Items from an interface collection

· · ·

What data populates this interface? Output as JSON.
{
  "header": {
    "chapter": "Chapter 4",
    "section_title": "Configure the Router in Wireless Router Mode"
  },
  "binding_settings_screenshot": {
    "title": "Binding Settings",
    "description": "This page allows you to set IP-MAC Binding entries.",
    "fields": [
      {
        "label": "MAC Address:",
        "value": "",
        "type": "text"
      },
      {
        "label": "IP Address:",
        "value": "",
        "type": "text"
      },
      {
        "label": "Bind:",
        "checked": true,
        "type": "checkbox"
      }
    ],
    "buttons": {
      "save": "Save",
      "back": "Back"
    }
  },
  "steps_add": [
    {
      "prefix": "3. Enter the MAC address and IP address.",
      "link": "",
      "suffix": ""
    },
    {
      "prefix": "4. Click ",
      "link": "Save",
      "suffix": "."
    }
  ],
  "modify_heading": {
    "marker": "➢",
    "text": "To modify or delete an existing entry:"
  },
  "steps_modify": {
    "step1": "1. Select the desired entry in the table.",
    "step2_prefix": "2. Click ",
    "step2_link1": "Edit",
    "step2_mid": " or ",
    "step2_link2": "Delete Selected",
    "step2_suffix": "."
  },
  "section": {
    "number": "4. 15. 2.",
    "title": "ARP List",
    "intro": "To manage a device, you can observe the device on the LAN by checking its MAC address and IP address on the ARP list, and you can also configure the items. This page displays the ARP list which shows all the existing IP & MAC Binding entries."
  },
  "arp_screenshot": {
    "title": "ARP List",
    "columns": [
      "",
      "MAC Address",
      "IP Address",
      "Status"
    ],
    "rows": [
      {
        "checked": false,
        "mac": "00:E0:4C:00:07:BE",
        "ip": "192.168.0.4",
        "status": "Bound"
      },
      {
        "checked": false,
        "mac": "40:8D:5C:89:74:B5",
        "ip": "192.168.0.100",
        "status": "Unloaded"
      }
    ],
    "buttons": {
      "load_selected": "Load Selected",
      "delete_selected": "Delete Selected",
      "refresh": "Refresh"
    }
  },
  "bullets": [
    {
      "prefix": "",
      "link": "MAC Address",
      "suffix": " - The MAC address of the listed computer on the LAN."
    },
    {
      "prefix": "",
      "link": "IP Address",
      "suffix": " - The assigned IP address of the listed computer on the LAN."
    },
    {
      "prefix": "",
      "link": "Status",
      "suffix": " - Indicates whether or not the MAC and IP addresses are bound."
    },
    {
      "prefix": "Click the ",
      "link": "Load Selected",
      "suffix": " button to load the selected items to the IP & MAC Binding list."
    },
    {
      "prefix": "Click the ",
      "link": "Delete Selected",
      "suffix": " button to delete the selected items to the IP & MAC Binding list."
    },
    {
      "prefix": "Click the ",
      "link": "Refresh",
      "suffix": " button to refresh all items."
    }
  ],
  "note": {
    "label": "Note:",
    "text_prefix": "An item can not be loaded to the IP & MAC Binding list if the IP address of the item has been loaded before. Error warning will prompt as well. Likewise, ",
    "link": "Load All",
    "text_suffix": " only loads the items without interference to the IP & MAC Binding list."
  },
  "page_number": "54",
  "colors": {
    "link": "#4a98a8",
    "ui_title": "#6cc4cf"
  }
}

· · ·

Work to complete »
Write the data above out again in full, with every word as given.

Task answer »
What data populates this interface? Output as JSON.
{
  "header": {
    "chapter": "Chapter 4",
    "section_title": "Configure the Router in Wireless Router Mode"
  },
  "binding_settings_screenshot": {
    "title": "Binding Settings",
    "description": "This page allows you to set IP-MAC Binding entries.",
    "fields": [
      {
        "label": "MAC Address:",
        "value": "",
        "type": "text"
      },
      {
        "label": "IP Address:",
        "value": "",
        "type": "text"
      },
      {
        "label": "Bind:",
        "checked": true,
        "type": "checkbox"
      }
    ],
    "buttons": {
      "save": "Save",
      "back": "Back"
    }
  },
  "steps_add": [
    {
      "prefix": "3. Enter the MAC address and IP address.",
      "link": "",
      "suffix": ""
    },
    {
      "prefix": "4. Click ",
      "link": "Save",
      "suffix": "."
    }
  ],
  "modify_heading": {
    "marker": "➢",
    "text": "To modify or delete an existing entry:"
  },
  "steps_modify": {
    "step1": "1. Select the desired entry in the table.",
    "step2_prefix": "2. Click ",
    "step2_link1": "Edit",
    "step2_mid": " or ",
    "step2_link2": "Delete Selected",
    "step2_suffix": "."
  },
  "section": {
    "number": "4. 15. 2.",
    "title": "ARP List",
    "intro": "To manage a device, you can observe the device on the LAN by checking its MAC address and IP address on the ARP list, and you can also configure the items. This page displays the ARP list which shows all the existing IP & MAC Binding entries."
  },
  "arp_screenshot": {
    "title": "ARP List",
    "columns": [
      "",
      "MAC Address",
      "IP Address",
      "Status"
    ],
    "rows": [
      {
        "checked": false,
        "mac": "00:E0:4C:00:07:BE",
        "ip": "192.168.0.4",
        "status": "Bound"
      },
      {
        "checked": false,
        "mac": "40:8D:5C:89:74:B5",
        "ip": "192.168.0.100",
        "status": "Unloaded"
      }
    ],
    "buttons": {
      "load_selected": "Load Selected",
      "delete_selected": "Delete Selected",
      "refresh": "Refresh"
    }
  },
  "bullets": [
    {
      "prefix": "",
      "link": "MAC Address",
      "suffix": " - The MAC address of the listed computer on the LAN."
    },
    {
      "prefix": "",
      "link": "IP Address",
      "suffix": " - The assigned IP address of the listed computer on the LAN."
    },
    {
      "prefix": "",
      "link": "Status",
      "suffix": " - Indicates whether or not the MAC and IP addresses are bound."
    },
    {
      "prefix": "Click the ",
      "link": "Load Selected",
      "suffix": " button to load the selected items to the IP & MAC Binding list."
    },
    {
      "prefix": "Click the ",
      "link": "Delete Selected",
      "suffix": " button to delete the selected items to the IP & MAC Binding list."
    },
    {
      "prefix": "Click the ",
      "link": "Refresh",
      "suffix": " button to refresh all items."
    }
  ],
  "note": {
    "label": "Note:",
    "text_prefix": "An item can not be loaded to the IP & MAC Binding list if the IP address of the item has been loaded before. Error warning will prompt as well. Likewise, ",
    "link": "Load All",
    "text_suffix": " only loads the items without interference to the IP & MAC Binding list."
  },
  "page_number": "54",
  "colors": {
    "link": "#4a98a8",
    "ui_title": "#6cc4cf"
  }
}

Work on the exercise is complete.